Philip Devastates Messene
Upon arriving in Messenia Philip began devasting the
Philip's second devastation of Messene, B.C. 214.
country, like an open enemy, with more passion
than reason; for while pursuing this continuous
course of injurious actions, he expected, it
appears to me, that the sufferers would feel no
anger or hatred towards him.
I was induced
to speak of these proceedings in somewhat full
detail in the present as well as in the last book, not alone by
the same motives as those which I have assigned for other
parts of my work, but also by the fact that of our historians,
some have entirely omitted this Messenian episode; while
others from love or fear of kings have maintained that, so far
from the outrages committed by Philip in defiance of religion
and law upon the Messenians being a subject of blame, his
actions were on the contrary matters for praise and gratulation.
But it is not only in regard to the Messenians that we
may notice the historians of Philip acting thus; they have
done much the same in other cases also. And the result is
that their compositions have the appearance of a panegyric
rather than of a history. I however hold that an historian ought
neither to blame or praise kings untruly, as has often been
done; but to make what we say consistent with what has been
written before, and tally with the characters of the several
persons in question. But it may be urged perhaps that this is
easy to say, but very difficult to carry out; because situations
and circumstances are so many and various, to which men

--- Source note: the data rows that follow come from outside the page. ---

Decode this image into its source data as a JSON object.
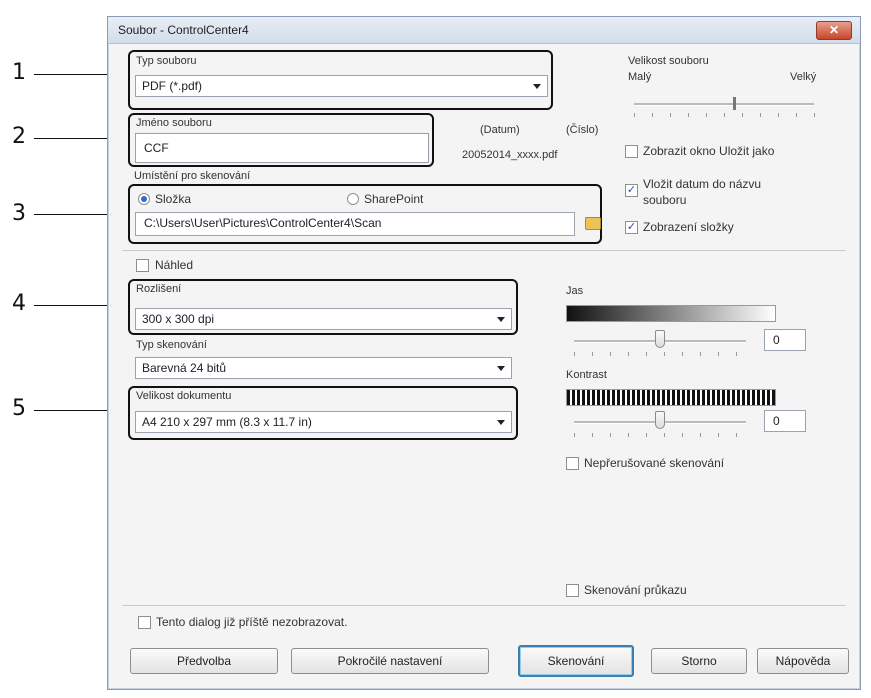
{
  "window": {
    "title": "Soubor - ControlCenter4",
    "close_label": "✕"
  },
  "callouts": [
    "1",
    "2",
    "3",
    "4",
    "5"
  ],
  "file_type": {
    "label": "Typ souboru",
    "value": "PDF (*.pdf)"
  },
  "file_name": {
    "label": "Jméno souboru",
    "value": "CCF",
    "date_label": "(Datum)",
    "number_label": "(Číslo)",
    "preview": "20052014_xxxx.pdf"
  },
  "file_size": {
    "label": "Velikost souboru",
    "min_label": "Malý",
    "max_label": "Velký",
    "level": 0.55
  },
  "options": {
    "show_save_as": {
      "label": "Zobrazit okno Uložit jako",
      "checked": false
    },
    "insert_date": {
      "label_line1": "Vložit datum do názvu",
      "label_line2": "souboru",
      "checked": true
    },
    "show_folder": {
      "label": "Zobrazení složky",
      "checked": true
    }
  },
  "scan_location": {
    "label": "Umístění pro skenování",
    "folder_option": "Složka",
    "sharepoint_option": "SharePoint",
    "path": "C:\\Users\\User\\Pictures\\ControlCenter4\\Scan"
  },
  "preview_option": {
    "label": "Náhled",
    "checked": false
  },
  "resolution": {
    "label": "Rozlišení",
    "value": "300 x 300 dpi"
  },
  "scan_type": {
    "label": "Typ skenování",
    "value": "Barevná 24 bitů"
  },
  "doc_size": {
    "label": "Velikost dokumentu",
    "value": "A4 210 x 297 mm (8.3 x 11.7 in)"
  },
  "brightness": {
    "label": "Jas",
    "value": "0"
  },
  "contrast": {
    "label": "Kontrast",
    "value": "0"
  },
  "continuous_scan": {
    "label": "Nepřerušované skenování",
    "checked": false
  },
  "id_card_scan": {
    "label": "Skenování průkazu",
    "checked": false
  },
  "dont_show": {
    "label": "Tento dialog již příště nezobrazovat.",
    "checked": false
  },
  "buttons": {
    "preset": "Předvolba",
    "advanced": "Pokročilé nastavení",
    "scan": "Skenování",
    "cancel": "Storno",
    "help": "Nápověda"
  }
}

have to give way in the course of their life, and which prevent
them from speaking out their real opinions. This may excuse
some, but not others.